Sadly, the Food and Drug Administration does not regulate the level of lead that can appear in lipstick. It does, however, regulate the amount of lead in colorants used in cosmetics, including lipsticks. Acceptable threshold levels are measured in parts per million, and the smallest amount that can be measured is .04ppm. The amount of lead in colorants that are used in makeup cannot exceed 20 ppm. In comparison, FDA regulations limit lead levels in candy to 0.1ppm. Why the big difference between the lead allowed in candy and the much larger amount allowed in makeup? The government's stance is that candy is meant to be ingested and lipstick is not. Ridiculous. Every lipstick wearing person knows that it gets into your body. Eating, licking the lips and drinking all contribute to ingestion of lipstick. That's why when getting ready to go out anywhere (a holiday party perhaps) lipstick is one of the essential items that get popped into an evening bag. Lipstick has to be reapplied. But beware of fear mongering, just how much lipstick is consumed? Online sources commonly state that women consume approximately 3-10 pounds of lipstick per year. Is 3-10 pounds per year realistic or an urban myth? The investigative staff at snopes.com tested the numbers out. Based on the assumption that a typical tube of lipstick has 3g of product, it yields approximately 410 lipstick applications. Consuming 3-10 lbs. requires putting on lipstick between 186,140 to 619,920 times, about 9 to 31 times every day. To have enough lipstick for this many uses, the typical person has to purchase, and completely empty, 8 to 27 lipstick tubes each year. It doesn't seem likely that women could ingest that much lipstick each year, but that doesn't really matter. Whether you agree with the above analysis or not, the debate over the amount of lipstick consumed is besides the point. Why is it very important to know the amounts of lead in lipstick? Lead will bioaccumulate, meaning the amount in your body can build up, or accumulate, over time. Lead can enter the body through breathing, eating, drinking (usually water) or through skin contact (like PCB's). The problem is that the body eliminates lead very slowly.

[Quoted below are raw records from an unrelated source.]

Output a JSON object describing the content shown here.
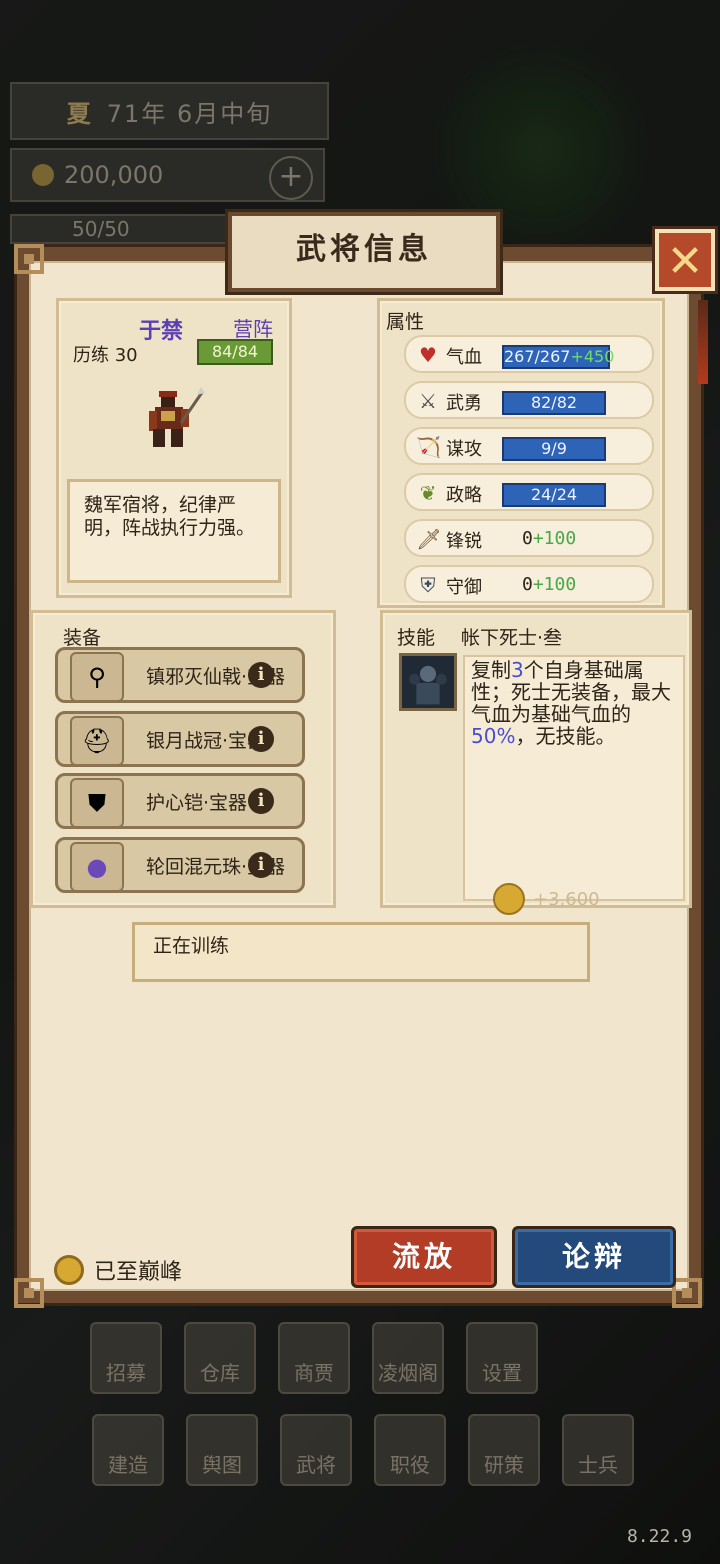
{
  "background": {
    "season": "夏",
    "date": "71年 6月中旬",
    "gold": "200,000",
    "troops": "50/50",
    "nav_row1": [
      "招募",
      "仓库",
      "商贾",
      "凌烟阁",
      "设置"
    ],
    "nav_row2": [
      "建造",
      "舆图",
      "武将",
      "职役",
      "研策",
      "士兵"
    ],
    "version": "8.22.9"
  },
  "dialog": {
    "title": "武将信息",
    "close_label": "✕"
  },
  "hero": {
    "name": "于禁",
    "role": "营阵",
    "exp_label": "历练 30",
    "hp_badge": "84/84",
    "description": "魏军宿将，纪律严明，阵战执行力强。"
  },
  "attributes": {
    "title": "属性",
    "rows": [
      {
        "icon": "heart-icon",
        "name": "气血",
        "value": "267/267",
        "bonus": "+450"
      },
      {
        "icon": "swords-icon",
        "name": "武勇",
        "value": "82/82"
      },
      {
        "icon": "bow-icon",
        "name": "谋攻",
        "value": "9/9"
      },
      {
        "icon": "wheat-icon",
        "name": "政略",
        "value": "24/24"
      },
      {
        "icon": "sword-icon",
        "name": "锋锐",
        "value": "0",
        "bonus": "+100"
      },
      {
        "icon": "shield-icon",
        "name": "守御",
        "value": "0",
        "bonus": "+100"
      }
    ]
  },
  "equipment": {
    "title": "装备",
    "items": [
      {
        "icon": "halberd-icon",
        "name": "镇邪灭仙戟·宝器"
      },
      {
        "icon": "helmet-icon",
        "name": "银月战冠·宝器"
      },
      {
        "icon": "armor-icon",
        "name": "护心铠·宝器"
      },
      {
        "icon": "orb-icon",
        "name": "轮回混元珠·宝器"
      }
    ],
    "info_glyph": "i"
  },
  "skill": {
    "label": "技能",
    "name": "帐下死士·叁",
    "desc_1": "复制",
    "desc_num1": "3",
    "desc_2": "个自身基础属性；死士无装备，最大气血为基础气血的",
    "desc_num2": "50%",
    "desc_3": "，无技能。",
    "cost": "+3,600"
  },
  "status": {
    "training": "正在训练"
  },
  "footer": {
    "peak_label": "已至巅峰",
    "exile_button": "流放",
    "debate_button": "论辩"
  },
  "colors": {
    "panel_wood": "#6c4b31",
    "parchment": "#f1e5cd",
    "exile_red": "#b33c26",
    "debate_blue": "#244a7c",
    "stat_bar_blue": "#2e64b8",
    "hero_name_purple": "#5b3fb3"
  }
}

Even if you use lipstick once a year, there should not be a harmful level of lead in it! Levels of lead should be equal to those for candy at 0.1ppm. The companies that make ingredients must be required to test for and make this information public. Until then, review the results of the FDA's tests on the 400 lipsticks found on their website under Cosmetics, Ingredient Safety and avoid the offensive lipstick brands and shades. While nobody wants lead in their lipstick, other than the 400 shades in the FDA's survey, there is no way to tell if trace amount of lead is in any tube you choose or if any existing amount is harmful. However, you can take comfort knowing that the testing performed found very little lead in most brands. The lead levels found were determined to be within even the most stringent regulations set forth by the State of California. No need to stop wearing lipstick. Choose a brand with certified organic ingredients to ensure that the purest, healthiest ingredients possible go into your body. In order to become certified as organic, substances must be grown without pesticides. Avoiding as many chemicals as possible is the surest way to have a Happy Holiday this year with many happy returns!
Linda Stein is the owner and formulator of Zosimos Botanicals, a nontoxic mineral makeup and natural skincare line. A signatory in compliance with the Compact for Safe Cosmetics, all Zosimos Botanicals products rank 0-2 posing the Lowest risk of harm.